Without the images, write out all of the following entries exactly.

(Dataset excerpts begins)

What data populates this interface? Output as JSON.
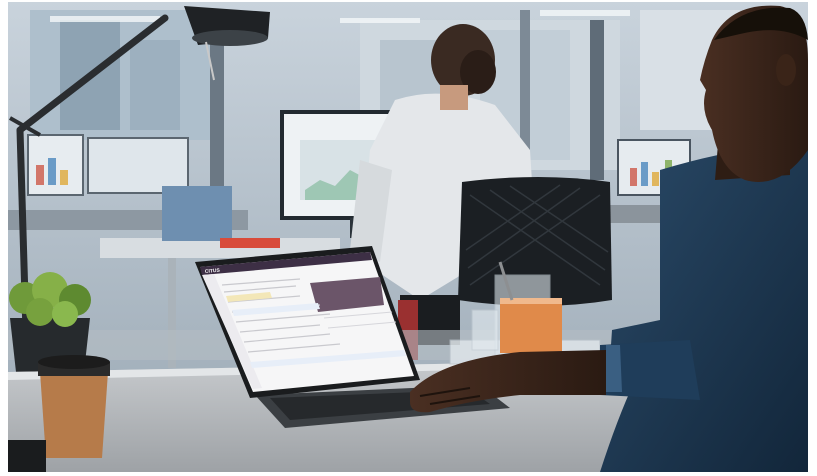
{
  "photo": {
    "description_free": true
  },
  "laptop_screen": {
    "brand": "CITUS"
  },
  "colors": {
    "app_header": "#3d2f45",
    "panel_accent": "#6b5569",
    "shirt": "#1d3a55"
  }
}
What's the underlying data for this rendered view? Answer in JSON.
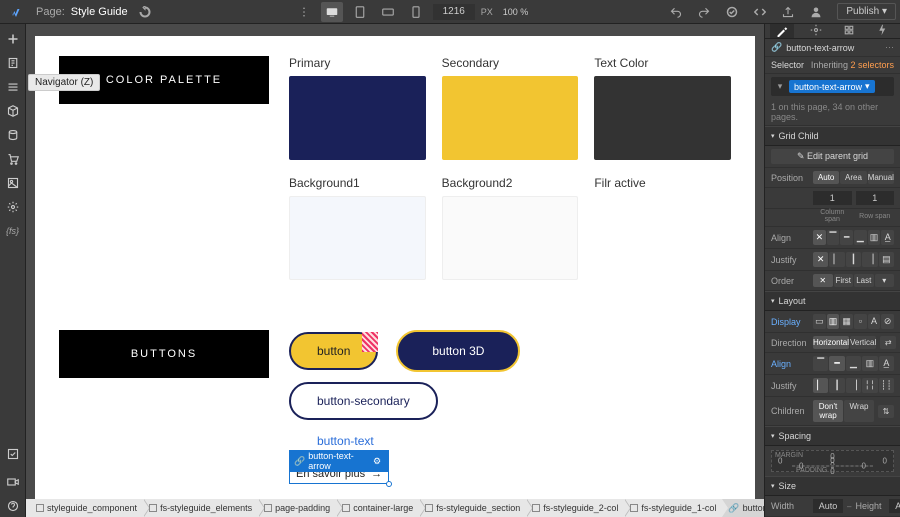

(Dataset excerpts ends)

Task answer =
What data populates this interface? Output as JSON.
{
  "photo": {
    "description_free": true
  },
  "laptop_screen": {
    "brand": "CITUS"
  },
  "colors": {
    "app_header": "#3d2f45",
    "panel_accent": "#6b5569",
    "shirt": "#1d3a55"
  }
}
What's the underlying data for this rendered view? Answer in JSON.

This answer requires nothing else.